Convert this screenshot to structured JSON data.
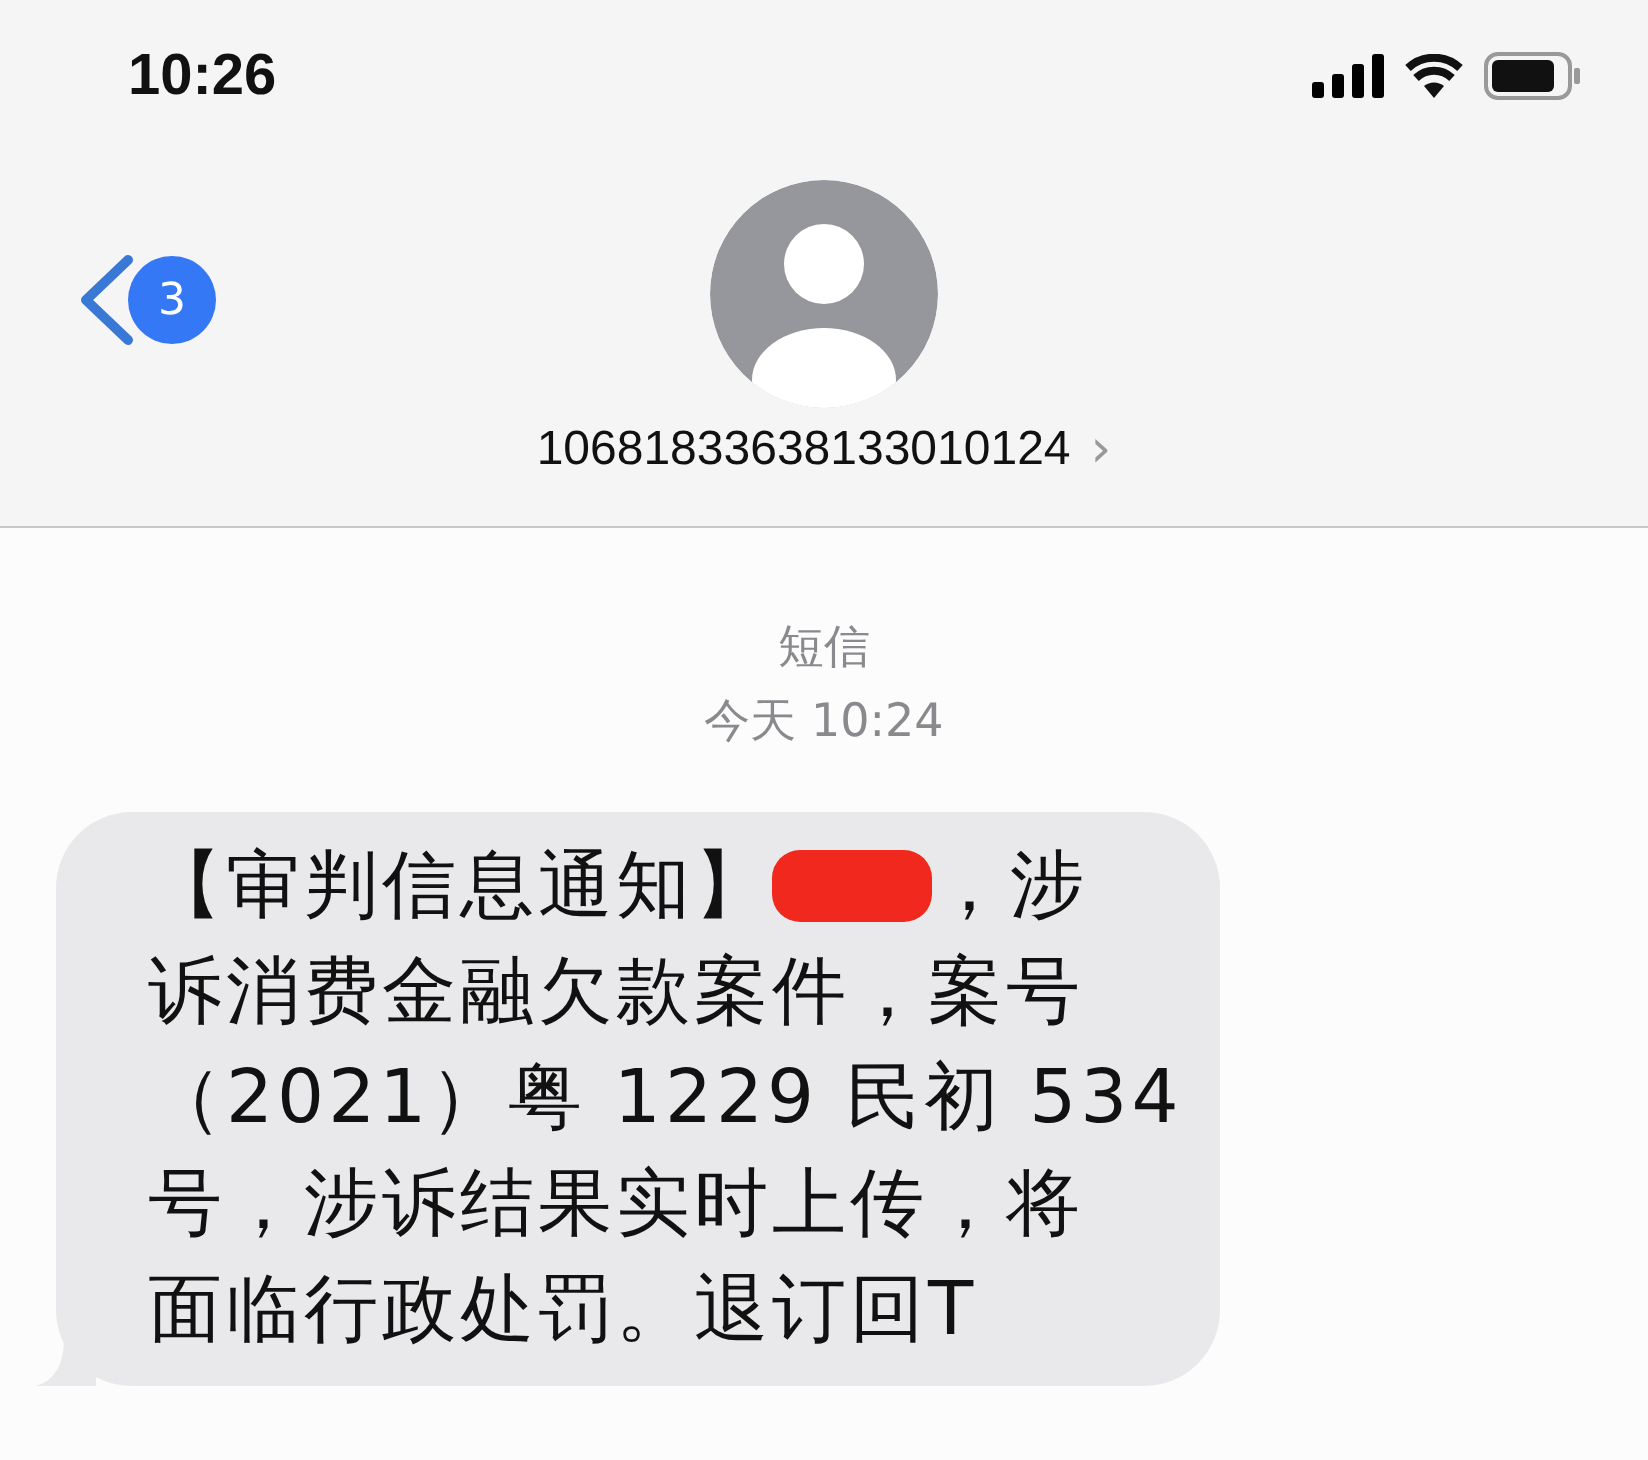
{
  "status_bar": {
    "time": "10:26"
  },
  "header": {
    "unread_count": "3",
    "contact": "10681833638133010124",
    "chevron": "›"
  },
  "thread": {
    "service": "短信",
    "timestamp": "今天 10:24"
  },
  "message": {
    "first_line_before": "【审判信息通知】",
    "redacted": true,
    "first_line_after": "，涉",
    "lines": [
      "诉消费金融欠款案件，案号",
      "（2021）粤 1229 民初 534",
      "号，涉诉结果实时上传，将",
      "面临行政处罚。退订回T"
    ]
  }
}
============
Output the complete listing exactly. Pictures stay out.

**Your response**
Convert this screenshot to structured JSON data.
{
  "status_bar": {
    "time": "10:26"
  },
  "header": {
    "unread_count": "3",
    "contact": "10681833638133010124",
    "chevron": "›"
  },
  "thread": {
    "service": "短信",
    "timestamp": "今天 10:24"
  },
  "message": {
    "first_line_before": "【审判信息通知】",
    "redacted": true,
    "first_line_after": "，涉",
    "lines": [
      "诉消费金融欠款案件，案号",
      "（2021）粤 1229 民初 534",
      "号，涉诉结果实时上传，将",
      "面临行政处罚。退订回T"
    ]
  }
}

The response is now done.